Transpiration in Quercus suber trees under shallow water table conditions: the role of soil and groundwater
Pinto CA, Nadezhdina N, David JS, Kurz-Besson C, Caldeira MC, Henriques MO, Monteiro FG, Pereira JS, David TS
Hydrol. Process. (2013), https://doi.org/10.1002/hyp.10097
Water is one of the major environmental factors limiting plant growth and survival in the Mediterranean region. Quercus suber L. woodlands occupy vast areas in the Iberian Peninsula, frequently under shallow water table conditions. The relative magnitude of soil and groundwater uptake to supply transpiration is not easy to evaluate under these circumstances. We recently developed a conceptual framework for the functioning of the root system in Q. suber that simulates well tree transpiration, based on two types of root behaviour: shallow connected and deep connected. Although this significantly improved knowledge on the functional traits of Mediterranean Q. suber, the approach has the limitation of requiring root sap flow data, which are seldom available. In this work, we present alternative methodologies to assess if trees are connected to groundwater and to estimate the soil and groundwater contributions to tree transpiration. We provide evidence on the tree unrestricted access to groundwater solely based on meteorological, stem sap flow and leaf water potential data. Using a soil mass balance approach, we estimated the yearly soil and groundwater contributions to tree transpiration: 69.7% and 30.3%, respectively. Groundwater uptake became dominant in the dry summer: 73.2% of tree transpiration. Results reproduce extremely well those derived from root modelling.

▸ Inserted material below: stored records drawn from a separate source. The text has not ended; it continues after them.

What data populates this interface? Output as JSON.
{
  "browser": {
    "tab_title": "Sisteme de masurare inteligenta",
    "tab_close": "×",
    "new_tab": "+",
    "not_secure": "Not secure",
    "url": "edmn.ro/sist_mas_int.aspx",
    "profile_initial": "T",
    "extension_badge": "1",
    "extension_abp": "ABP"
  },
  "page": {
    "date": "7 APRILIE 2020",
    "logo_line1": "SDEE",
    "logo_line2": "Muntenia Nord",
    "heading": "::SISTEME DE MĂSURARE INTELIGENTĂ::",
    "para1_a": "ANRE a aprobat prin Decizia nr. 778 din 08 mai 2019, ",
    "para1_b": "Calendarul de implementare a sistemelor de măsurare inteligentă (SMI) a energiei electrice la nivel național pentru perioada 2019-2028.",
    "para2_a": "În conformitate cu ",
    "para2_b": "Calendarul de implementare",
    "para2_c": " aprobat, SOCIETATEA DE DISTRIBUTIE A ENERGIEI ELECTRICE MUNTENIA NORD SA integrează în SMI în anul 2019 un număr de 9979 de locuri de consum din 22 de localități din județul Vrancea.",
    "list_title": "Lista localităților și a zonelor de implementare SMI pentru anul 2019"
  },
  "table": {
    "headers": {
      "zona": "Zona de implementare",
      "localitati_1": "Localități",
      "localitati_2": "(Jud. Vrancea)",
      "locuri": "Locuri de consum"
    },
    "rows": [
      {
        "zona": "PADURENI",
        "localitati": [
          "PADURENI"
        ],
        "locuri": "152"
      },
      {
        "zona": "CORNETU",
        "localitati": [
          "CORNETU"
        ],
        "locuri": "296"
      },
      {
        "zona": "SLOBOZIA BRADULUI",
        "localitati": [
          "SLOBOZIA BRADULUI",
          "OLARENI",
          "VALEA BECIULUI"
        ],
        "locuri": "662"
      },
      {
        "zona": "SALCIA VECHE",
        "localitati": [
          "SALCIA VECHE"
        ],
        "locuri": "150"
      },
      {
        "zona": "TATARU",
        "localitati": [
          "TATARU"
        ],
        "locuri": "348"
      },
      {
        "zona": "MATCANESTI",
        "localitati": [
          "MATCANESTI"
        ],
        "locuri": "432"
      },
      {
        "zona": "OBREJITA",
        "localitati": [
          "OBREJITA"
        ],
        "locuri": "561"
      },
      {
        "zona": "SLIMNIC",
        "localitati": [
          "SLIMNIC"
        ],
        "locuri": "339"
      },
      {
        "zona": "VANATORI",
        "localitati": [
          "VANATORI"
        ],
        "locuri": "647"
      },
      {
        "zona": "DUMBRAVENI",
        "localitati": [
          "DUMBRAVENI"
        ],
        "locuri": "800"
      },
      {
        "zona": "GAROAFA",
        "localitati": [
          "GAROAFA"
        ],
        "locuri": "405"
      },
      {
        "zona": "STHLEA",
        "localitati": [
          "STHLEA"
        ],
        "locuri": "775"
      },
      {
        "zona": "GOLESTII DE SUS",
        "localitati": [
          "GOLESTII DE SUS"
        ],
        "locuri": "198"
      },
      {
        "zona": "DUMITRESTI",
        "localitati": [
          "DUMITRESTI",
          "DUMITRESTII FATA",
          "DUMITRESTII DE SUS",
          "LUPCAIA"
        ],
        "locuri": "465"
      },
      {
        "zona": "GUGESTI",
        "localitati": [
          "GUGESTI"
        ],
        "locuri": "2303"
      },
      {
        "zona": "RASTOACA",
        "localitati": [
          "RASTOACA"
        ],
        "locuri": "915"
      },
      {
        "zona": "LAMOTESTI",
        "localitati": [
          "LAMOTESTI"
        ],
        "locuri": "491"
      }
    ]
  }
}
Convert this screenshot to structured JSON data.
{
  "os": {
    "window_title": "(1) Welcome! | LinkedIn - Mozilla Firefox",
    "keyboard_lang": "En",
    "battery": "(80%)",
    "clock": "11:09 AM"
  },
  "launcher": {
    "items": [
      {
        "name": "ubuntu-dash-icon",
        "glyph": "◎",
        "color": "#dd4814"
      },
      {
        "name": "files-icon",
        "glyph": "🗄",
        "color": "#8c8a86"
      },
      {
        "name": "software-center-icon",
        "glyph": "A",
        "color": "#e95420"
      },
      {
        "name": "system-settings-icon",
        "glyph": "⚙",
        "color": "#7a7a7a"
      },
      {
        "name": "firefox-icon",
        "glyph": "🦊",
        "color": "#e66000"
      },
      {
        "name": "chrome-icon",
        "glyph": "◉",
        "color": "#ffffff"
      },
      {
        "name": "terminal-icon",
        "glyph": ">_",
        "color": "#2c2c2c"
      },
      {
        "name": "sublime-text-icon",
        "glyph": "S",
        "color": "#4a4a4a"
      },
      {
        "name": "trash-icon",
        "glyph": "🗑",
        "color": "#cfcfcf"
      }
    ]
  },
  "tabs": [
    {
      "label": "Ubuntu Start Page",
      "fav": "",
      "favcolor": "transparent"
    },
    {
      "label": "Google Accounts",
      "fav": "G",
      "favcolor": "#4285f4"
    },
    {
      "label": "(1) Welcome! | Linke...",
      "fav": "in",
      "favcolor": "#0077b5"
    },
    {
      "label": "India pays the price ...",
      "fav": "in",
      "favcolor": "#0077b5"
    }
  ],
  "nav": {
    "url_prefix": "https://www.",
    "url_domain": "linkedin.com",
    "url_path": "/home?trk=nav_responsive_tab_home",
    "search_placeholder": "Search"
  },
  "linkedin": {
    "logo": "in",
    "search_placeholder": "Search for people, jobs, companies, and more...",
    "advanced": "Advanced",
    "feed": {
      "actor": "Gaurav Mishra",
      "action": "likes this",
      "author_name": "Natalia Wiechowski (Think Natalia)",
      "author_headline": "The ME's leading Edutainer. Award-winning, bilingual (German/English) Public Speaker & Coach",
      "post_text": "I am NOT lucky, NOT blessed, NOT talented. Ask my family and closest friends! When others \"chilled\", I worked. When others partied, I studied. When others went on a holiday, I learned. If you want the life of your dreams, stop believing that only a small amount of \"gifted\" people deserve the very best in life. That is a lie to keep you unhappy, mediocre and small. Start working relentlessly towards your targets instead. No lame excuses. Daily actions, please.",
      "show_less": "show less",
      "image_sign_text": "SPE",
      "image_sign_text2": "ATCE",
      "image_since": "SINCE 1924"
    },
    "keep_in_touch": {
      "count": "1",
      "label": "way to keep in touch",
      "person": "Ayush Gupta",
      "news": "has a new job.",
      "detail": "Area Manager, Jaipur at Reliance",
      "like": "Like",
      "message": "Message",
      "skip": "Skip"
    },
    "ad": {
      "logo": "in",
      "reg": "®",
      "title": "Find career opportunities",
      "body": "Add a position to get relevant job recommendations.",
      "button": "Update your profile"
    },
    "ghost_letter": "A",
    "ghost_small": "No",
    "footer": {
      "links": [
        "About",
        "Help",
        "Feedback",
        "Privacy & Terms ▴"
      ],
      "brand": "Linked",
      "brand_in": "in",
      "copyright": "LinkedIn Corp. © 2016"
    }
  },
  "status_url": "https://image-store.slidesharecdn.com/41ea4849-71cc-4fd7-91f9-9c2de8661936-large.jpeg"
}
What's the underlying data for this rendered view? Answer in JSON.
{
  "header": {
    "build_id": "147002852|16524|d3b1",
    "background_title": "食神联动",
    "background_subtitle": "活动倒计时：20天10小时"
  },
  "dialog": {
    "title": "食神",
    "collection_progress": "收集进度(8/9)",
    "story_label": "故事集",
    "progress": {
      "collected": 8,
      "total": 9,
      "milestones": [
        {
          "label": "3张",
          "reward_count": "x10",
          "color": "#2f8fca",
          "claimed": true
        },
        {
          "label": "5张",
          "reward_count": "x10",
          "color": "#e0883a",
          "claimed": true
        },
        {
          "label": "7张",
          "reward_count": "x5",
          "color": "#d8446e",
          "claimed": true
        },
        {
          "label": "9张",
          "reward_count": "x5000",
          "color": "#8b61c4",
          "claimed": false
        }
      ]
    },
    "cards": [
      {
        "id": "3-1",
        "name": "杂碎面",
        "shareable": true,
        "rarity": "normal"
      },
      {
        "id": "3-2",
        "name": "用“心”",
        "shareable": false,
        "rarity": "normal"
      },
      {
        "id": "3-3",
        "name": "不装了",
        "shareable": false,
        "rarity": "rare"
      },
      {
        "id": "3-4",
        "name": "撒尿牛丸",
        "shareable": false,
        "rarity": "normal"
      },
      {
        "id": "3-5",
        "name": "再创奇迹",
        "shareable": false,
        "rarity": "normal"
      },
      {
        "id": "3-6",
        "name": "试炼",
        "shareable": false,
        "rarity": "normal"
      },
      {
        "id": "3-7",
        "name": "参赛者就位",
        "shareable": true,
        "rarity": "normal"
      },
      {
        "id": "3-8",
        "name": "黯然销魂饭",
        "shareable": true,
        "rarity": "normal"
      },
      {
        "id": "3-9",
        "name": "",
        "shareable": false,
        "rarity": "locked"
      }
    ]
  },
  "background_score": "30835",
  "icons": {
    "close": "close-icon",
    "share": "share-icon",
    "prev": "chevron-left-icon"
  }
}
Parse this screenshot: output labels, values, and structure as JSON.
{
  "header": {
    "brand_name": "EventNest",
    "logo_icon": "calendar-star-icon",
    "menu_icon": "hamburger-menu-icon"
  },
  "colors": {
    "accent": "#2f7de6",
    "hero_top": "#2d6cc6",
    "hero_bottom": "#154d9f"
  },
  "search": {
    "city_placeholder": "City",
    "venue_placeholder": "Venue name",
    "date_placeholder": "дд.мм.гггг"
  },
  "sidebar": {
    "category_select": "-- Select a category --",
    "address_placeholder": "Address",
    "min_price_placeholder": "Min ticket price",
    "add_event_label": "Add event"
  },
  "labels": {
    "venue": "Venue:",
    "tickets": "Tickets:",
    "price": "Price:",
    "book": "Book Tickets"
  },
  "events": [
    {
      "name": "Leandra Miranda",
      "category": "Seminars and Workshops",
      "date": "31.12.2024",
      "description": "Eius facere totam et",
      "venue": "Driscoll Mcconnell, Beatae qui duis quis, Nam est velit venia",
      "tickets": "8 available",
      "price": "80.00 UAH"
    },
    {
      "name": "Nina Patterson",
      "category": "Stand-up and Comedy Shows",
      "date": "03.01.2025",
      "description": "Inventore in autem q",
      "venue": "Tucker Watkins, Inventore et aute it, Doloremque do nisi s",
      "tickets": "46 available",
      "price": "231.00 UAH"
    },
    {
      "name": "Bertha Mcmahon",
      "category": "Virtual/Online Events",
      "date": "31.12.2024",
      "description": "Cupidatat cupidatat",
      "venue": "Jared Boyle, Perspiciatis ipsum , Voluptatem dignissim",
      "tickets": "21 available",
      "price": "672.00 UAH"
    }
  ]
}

Because of its simplicity both in formulation and data requirements, our approach is potentially liable to be adapted to other groundwater-dependent Mediterranean oak sites, where interactions between land use and water resources may be relevant.